Exercise brief
The full listing, exactly as written and with no images, is the expected output.
___ Dataset records ___
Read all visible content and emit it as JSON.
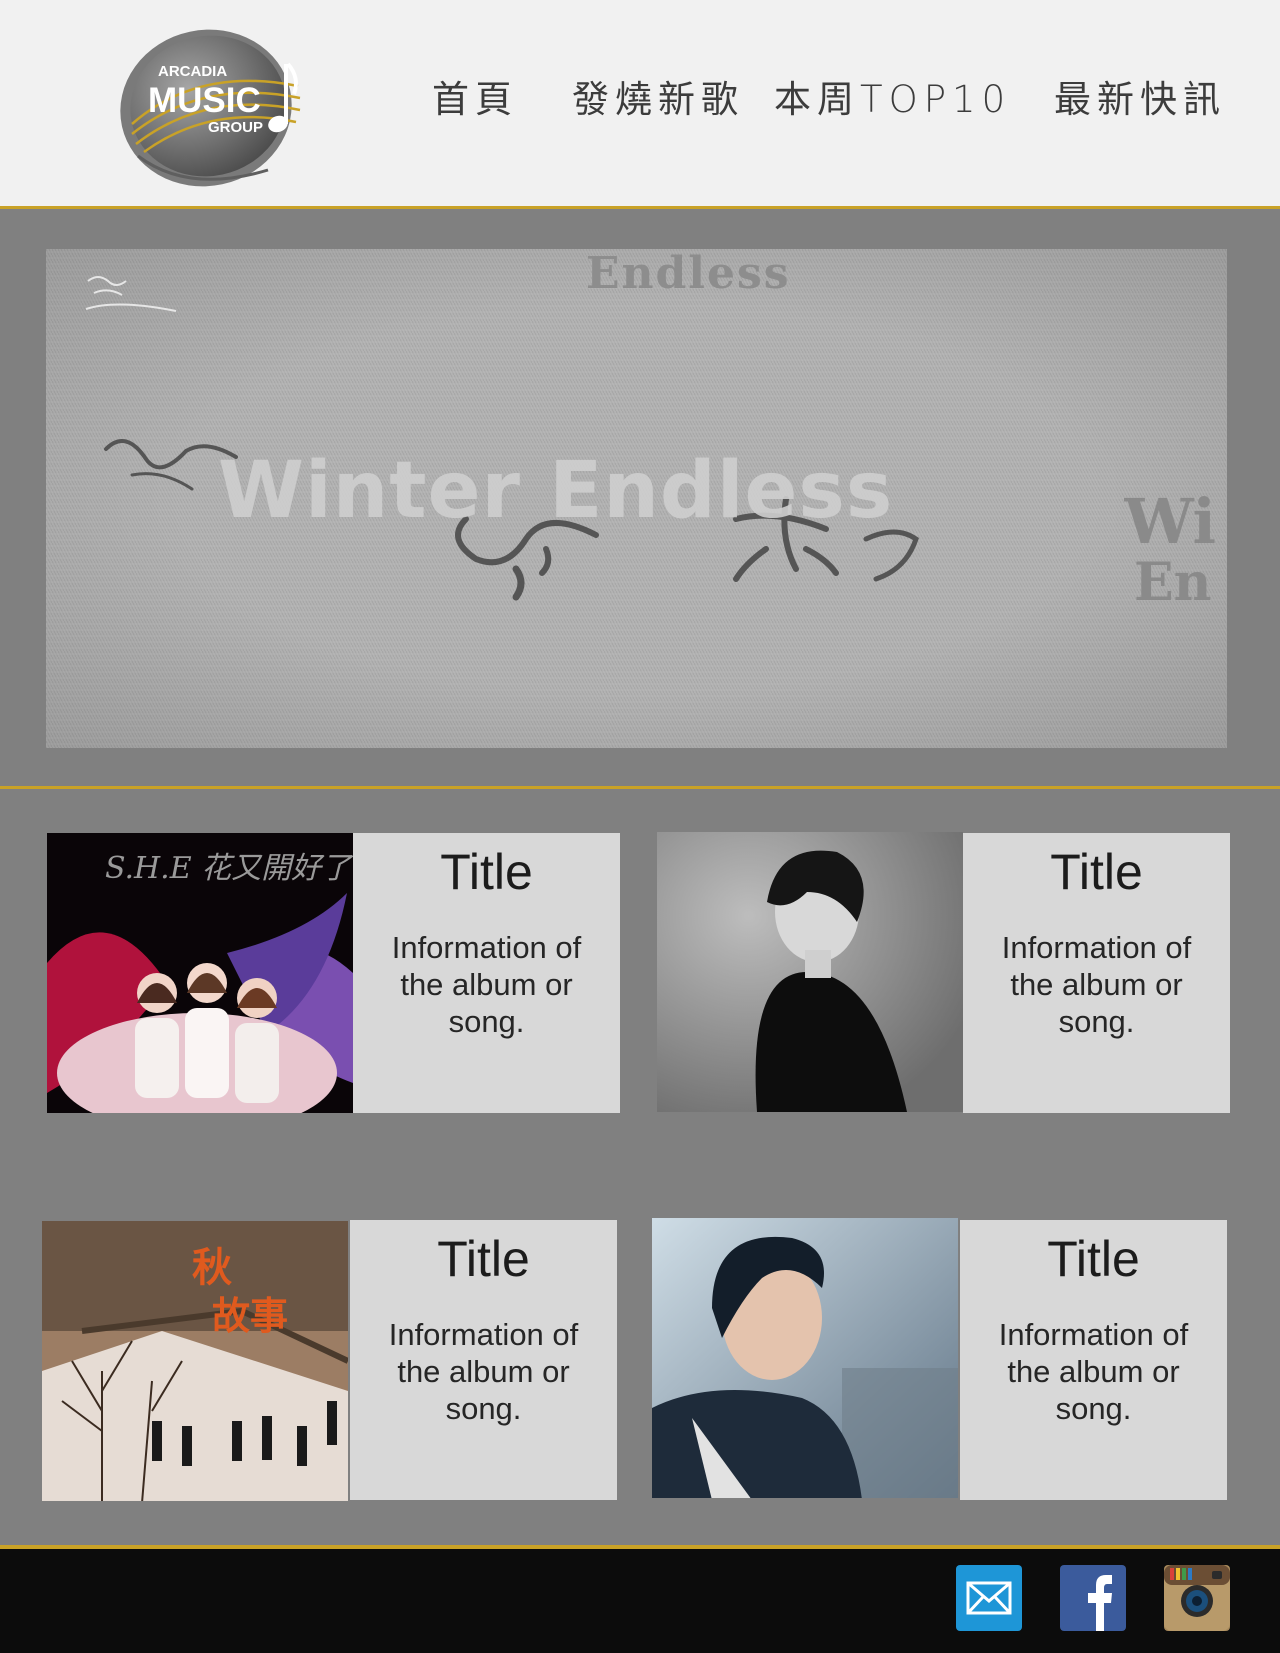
{
  "brand": {
    "logo_line1": "ARCADIA",
    "logo_line2": "MUSIC",
    "logo_line3": "GROUP"
  },
  "nav": [
    {
      "label": "首頁"
    },
    {
      "label": "發燒新歌"
    },
    {
      "label": "本周TOP10"
    },
    {
      "label": "最新快訊"
    }
  ],
  "hero": {
    "top_text": "Endless",
    "main_text": "Winter Endless",
    "side_text_1": "Wi",
    "side_text_2": "En"
  },
  "cards": [
    {
      "title": "Title",
      "info": "Information of the album or song.",
      "cover_caption": "S.H.E 花又開好了"
    },
    {
      "title": "Title",
      "info": "Information of the album or song."
    },
    {
      "title": "Title",
      "info": "Information of the album or song."
    },
    {
      "title": "Title",
      "info": "Information of the album or song."
    }
  ],
  "footer": {
    "icons": [
      "mail-icon",
      "facebook-icon",
      "instagram-icon"
    ]
  },
  "colors": {
    "accent": "#c9a227",
    "page_bg": "#808080",
    "header_bg": "#f1f1f1",
    "card_bg": "#d8d8d8",
    "footer_bg": "#0c0c0c",
    "mail": "#1e96d7",
    "facebook": "#3b5b9c"
  }
}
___
Exercise answer
Read all visible content and emit it as JSON.
{
  "brand": {
    "logo_line1": "ARCADIA",
    "logo_line2": "MUSIC",
    "logo_line3": "GROUP"
  },
  "nav": [
    {
      "label": "首頁"
    },
    {
      "label": "發燒新歌"
    },
    {
      "label": "本周TOP10"
    },
    {
      "label": "最新快訊"
    }
  ],
  "hero": {
    "top_text": "Endless",
    "main_text": "Winter Endless",
    "side_text_1": "Wi",
    "side_text_2": "En"
  },
  "cards": [
    {
      "title": "Title",
      "info": "Information of the album or song.",
      "cover_caption": "S.H.E 花又開好了"
    },
    {
      "title": "Title",
      "info": "Information of the album or song."
    },
    {
      "title": "Title",
      "info": "Information of the album or song."
    },
    {
      "title": "Title",
      "info": "Information of the album or song."
    }
  ],
  "footer": {
    "icons": [
      "mail-icon",
      "facebook-icon",
      "instagram-icon"
    ]
  },
  "colors": {
    "accent": "#c9a227",
    "page_bg": "#808080",
    "header_bg": "#f1f1f1",
    "card_bg": "#d8d8d8",
    "footer_bg": "#0c0c0c",
    "mail": "#1e96d7",
    "facebook": "#3b5b9c"
  }
}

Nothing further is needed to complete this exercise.